It is unclear why Trump is pushing hydroxychloroquine so aggressively, but he has been focused on the drug for several weeks. During Monday’s roundtable event with restaurant owners, Trump was asked by a reporter about a Department of Health and Human Services whistleblower named Rick Bright. Bright, who testified before Congress last week, has claimed in a complaint that he was demoted for attempting to resist pressure to make the drug more widely available for use in COVID-19 patients. Bright says he was resistant because of concerns he had over the drug’s safety. Trump answered the reporter’s question by criticizing Bright and then saying that he had been taking the drug “for about a week and a half now.”
“I just want to be open with the American public because I happen to think it’s good,” said Trump, who also endorsed deadly disinfectant injections last month.
Trump said he was taking it “because I think it’s good. I’ve heard a lot of good stories. And if it’s not good, I’ll tell you. … I’m not going to get hurt by it.”
The president added that the White House physician had not recommended that he take it, but said that he could take it if he wanted to. “I said, ‘Yeah, I’d like it. I’d like to take it,’ ” Trump added.
When asked if he had any proof that it worked on a preventative basis, Trump said: “Here’s my evidence. I get a lot of positive calls about it. The only negative I’ve heard was the study with … the VA, with people that aren’t big Trump fans.”
Trump also repeatedly claimed that many front-line workers were taking the drug as a precautionary measure, which, considering the Henry Ford Hospital study, is sort of true but also misinterprets what a clinical trial is.
The New York Times reported last month that Fox News opinion hosts began promoting the drug as a miracle cure in mid-March after a French doctor touted the drug’s effectiveness, citing the results from a small and anecdotal sampling. Soon after, Trump began pushing the drug as a “very, very exciting treatment” that “can be taken safely.” This contradicted the advice of Anthony Fauci, the director of the National Institute of Allergy and Infectious Diseases, who has said that it was a mistake to “assume something works based on an anecdotal report that’s not controlled.”

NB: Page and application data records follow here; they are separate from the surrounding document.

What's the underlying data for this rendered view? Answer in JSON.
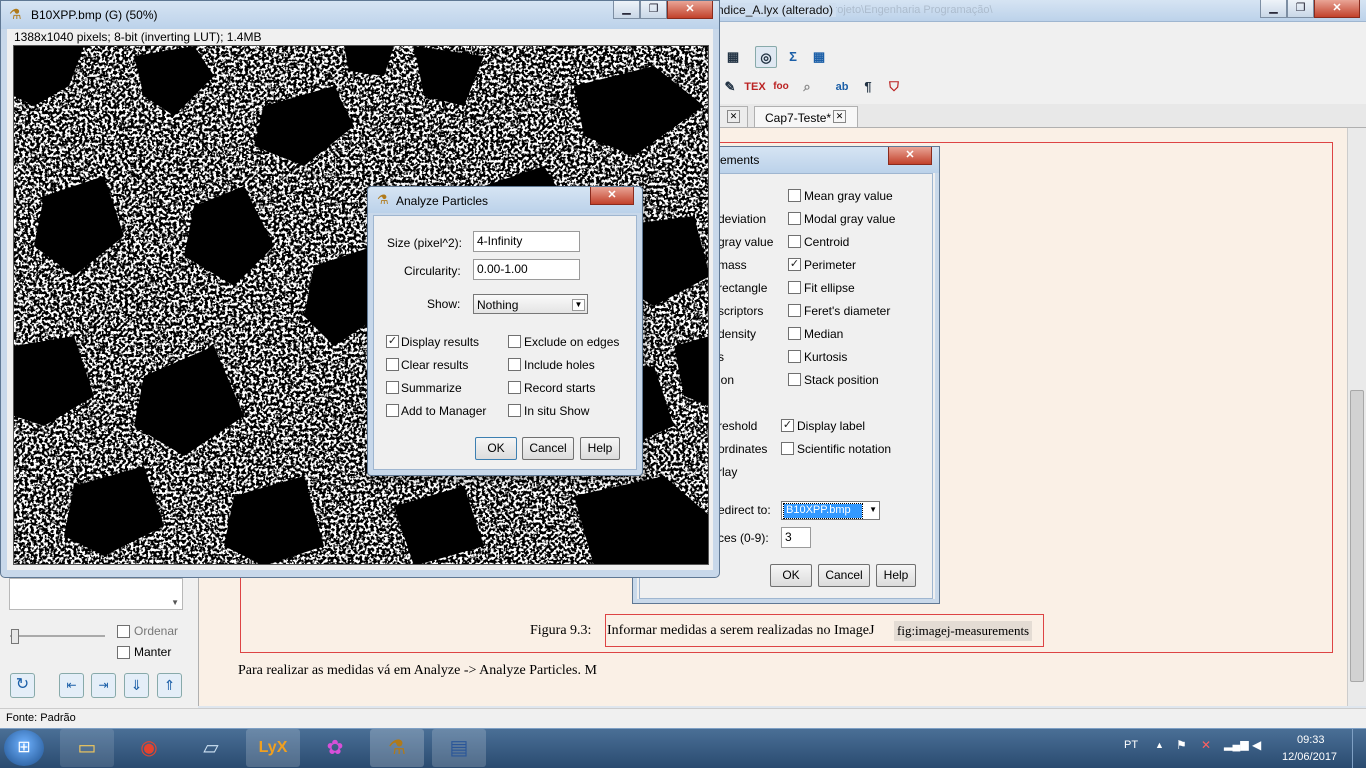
{
  "lyx": {
    "title": "ndice_A.lyx (alterado)",
    "title_dim": "DissertaçãoPTF - Manual\\Modelo\\Documento Projeto\\Engenharia Programação\\",
    "tabs": [
      {
        "label": "Cap7-Teste*"
      }
    ],
    "figure_caption_label": "Figura 9.3:",
    "figure_caption_text": "Informar medidas a serem realizadas no ImageJ",
    "figure_ref": "fig:imagej-measurements",
    "body_text": "Para realizar as medidas vá em Analyze -> Analyze Particles. M",
    "status": "Fonte: Padrão",
    "sidebar": {
      "ordenar": "Ordenar",
      "manter": "Manter"
    }
  },
  "image_window": {
    "title": "B10XPP.bmp (G) (50%)",
    "info": "1388x1040 pixels; 8-bit (inverting LUT); 1.4MB"
  },
  "measurements": {
    "title": "ements",
    "left_partial": [
      "deviation",
      "gray value",
      "mass",
      "rectangle",
      "scriptors",
      "density",
      "s",
      "ion"
    ],
    "right_options": [
      {
        "label": "Mean gray value",
        "checked": false
      },
      {
        "label": "Modal gray value",
        "checked": false
      },
      {
        "label": "Centroid",
        "checked": false
      },
      {
        "label": "Perimeter",
        "checked": true
      },
      {
        "label": "Fit ellipse",
        "checked": false
      },
      {
        "label": "Feret's diameter",
        "checked": false
      },
      {
        "label": "Median",
        "checked": false
      },
      {
        "label": "Kurtosis",
        "checked": false
      },
      {
        "label": "Stack position",
        "checked": false
      }
    ],
    "lower_left_partial": [
      "reshold",
      "ordinates",
      "rlay"
    ],
    "lower_right": [
      {
        "label": "Display label",
        "checked": true
      },
      {
        "label": "Scientific notation",
        "checked": false
      }
    ],
    "redirect_label": "edirect to:",
    "redirect_value": "B10XPP.bmp",
    "decimal_label": "ces (0-9):",
    "decimal_value": "3",
    "ok": "OK",
    "cancel": "Cancel",
    "help": "Help"
  },
  "analyze": {
    "title": "Analyze Particles",
    "size_label": "Size (pixel^2):",
    "size_value": "4-Infinity",
    "circ_label": "Circularity:",
    "circ_value": "0.00-1.00",
    "show_label": "Show:",
    "show_value": "Nothing",
    "options_left": [
      {
        "label": "Display results",
        "checked": true
      },
      {
        "label": "Clear results",
        "checked": false
      },
      {
        "label": "Summarize",
        "checked": false
      },
      {
        "label": "Add to Manager",
        "checked": false
      }
    ],
    "options_right": [
      {
        "label": "Exclude on edges",
        "checked": false
      },
      {
        "label": "Include holes",
        "checked": false
      },
      {
        "label": "Record starts",
        "checked": false
      },
      {
        "label": "In situ Show",
        "checked": false
      }
    ],
    "ok": "OK",
    "cancel": "Cancel",
    "help": "Help"
  },
  "taskbar": {
    "lang": "PT",
    "time": "09:33",
    "date": "12/06/2017"
  }
}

On Monday afternoon, at least one Fox News host seemed less enthusiastic about the drug’s potential: